Once you have read the entries below, give them all again without any difference.

Excerpts from an interface dataset
^^^^

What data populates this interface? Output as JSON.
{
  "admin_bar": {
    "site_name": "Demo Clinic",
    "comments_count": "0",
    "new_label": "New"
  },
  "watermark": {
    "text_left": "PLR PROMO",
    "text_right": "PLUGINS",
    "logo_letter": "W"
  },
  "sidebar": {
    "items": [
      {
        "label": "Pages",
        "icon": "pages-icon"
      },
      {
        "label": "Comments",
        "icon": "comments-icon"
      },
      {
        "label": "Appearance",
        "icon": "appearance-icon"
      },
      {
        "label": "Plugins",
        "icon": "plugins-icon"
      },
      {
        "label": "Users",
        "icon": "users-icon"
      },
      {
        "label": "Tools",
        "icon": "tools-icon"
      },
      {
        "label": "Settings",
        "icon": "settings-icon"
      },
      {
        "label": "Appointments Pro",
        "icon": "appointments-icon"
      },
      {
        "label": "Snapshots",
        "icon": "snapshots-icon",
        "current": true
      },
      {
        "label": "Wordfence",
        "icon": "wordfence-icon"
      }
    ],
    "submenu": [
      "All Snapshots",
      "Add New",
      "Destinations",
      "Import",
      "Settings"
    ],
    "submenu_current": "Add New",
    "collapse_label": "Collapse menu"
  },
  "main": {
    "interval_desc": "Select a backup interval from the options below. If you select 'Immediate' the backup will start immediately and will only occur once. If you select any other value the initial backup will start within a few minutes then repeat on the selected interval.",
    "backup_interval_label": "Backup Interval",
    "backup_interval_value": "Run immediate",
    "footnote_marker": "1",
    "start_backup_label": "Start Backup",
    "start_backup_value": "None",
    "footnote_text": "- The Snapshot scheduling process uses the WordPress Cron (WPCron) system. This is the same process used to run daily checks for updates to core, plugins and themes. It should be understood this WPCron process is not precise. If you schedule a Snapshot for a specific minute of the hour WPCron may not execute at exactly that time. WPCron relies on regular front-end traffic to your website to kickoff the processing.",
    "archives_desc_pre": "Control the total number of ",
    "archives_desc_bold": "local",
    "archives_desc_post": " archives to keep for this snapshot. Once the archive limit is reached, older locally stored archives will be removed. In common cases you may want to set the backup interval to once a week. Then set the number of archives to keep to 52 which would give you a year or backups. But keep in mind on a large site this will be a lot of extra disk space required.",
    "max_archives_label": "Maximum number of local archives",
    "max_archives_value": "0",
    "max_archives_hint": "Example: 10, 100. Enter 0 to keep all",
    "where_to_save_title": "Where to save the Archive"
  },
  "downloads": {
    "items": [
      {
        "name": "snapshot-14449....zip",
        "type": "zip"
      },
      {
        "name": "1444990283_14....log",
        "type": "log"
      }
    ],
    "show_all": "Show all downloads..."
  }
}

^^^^

* **Exercise solution**
What data populates this interface? Output as JSON.
{
  "admin_bar": {
    "site_name": "Demo Clinic",
    "comments_count": "0",
    "new_label": "New"
  },
  "watermark": {
    "text_left": "PLR PROMO",
    "text_right": "PLUGINS",
    "logo_letter": "W"
  },
  "sidebar": {
    "items": [
      {
        "label": "Pages",
        "icon": "pages-icon"
      },
      {
        "label": "Comments",
        "icon": "comments-icon"
      },
      {
        "label": "Appearance",
        "icon": "appearance-icon"
      },
      {
        "label": "Plugins",
        "icon": "plugins-icon"
      },
      {
        "label": "Users",
        "icon": "users-icon"
      },
      {
        "label": "Tools",
        "icon": "tools-icon"
      },
      {
        "label": "Settings",
        "icon": "settings-icon"
      },
      {
        "label": "Appointments Pro",
        "icon": "appointments-icon"
      },
      {
        "label": "Snapshots",
        "icon": "snapshots-icon",
        "current": true
      },
      {
        "label": "Wordfence",
        "icon": "wordfence-icon"
      }
    ],
    "submenu": [
      "All Snapshots",
      "Add New",
      "Destinations",
      "Import",
      "Settings"
    ],
    "submenu_current": "Add New",
    "collapse_label": "Collapse menu"
  },
  "main": {
    "interval_desc": "Select a backup interval from the options below. If you select 'Immediate' the backup will start immediately and will only occur once. If you select any other value the initial backup will start within a few minutes then repeat on the selected interval.",
    "backup_interval_label": "Backup Interval",
    "backup_interval_value": "Run immediate",
    "footnote_marker": "1",
    "start_backup_label": "Start Backup",
    "start_backup_value": "None",
    "footnote_text": "- The Snapshot scheduling process uses the WordPress Cron (WPCron) system. This is the same process used to run daily checks for updates to core, plugins and themes. It should be understood this WPCron process is not precise. If you schedule a Snapshot for a specific minute of the hour WPCron may not execute at exactly that time. WPCron relies on regular front-end traffic to your website to kickoff the processing.",
    "archives_desc_pre": "Control the total number of ",
    "archives_desc_bold": "local",
    "archives_desc_post": " archives to keep for this snapshot. Once the archive limit is reached, older locally stored archives will be removed. In common cases you may want to set the backup interval to once a week. Then set the number of archives to keep to 52 which would give you a year or backups. But keep in mind on a large site this will be a lot of extra disk space required.",
    "max_archives_label": "Maximum number of local archives",
    "max_archives_value": "0",
    "max_archives_hint": "Example: 10, 100. Enter 0 to keep all",
    "where_to_save_title": "Where to save the Archive"
  },
  "downloads": {
    "items": [
      {
        "name": "snapshot-14449....zip",
        "type": "zip"
      },
      {
        "name": "1444990283_14....log",
        "type": "log"
      }
    ],
    "show_all": "Show all downloads..."
  }
}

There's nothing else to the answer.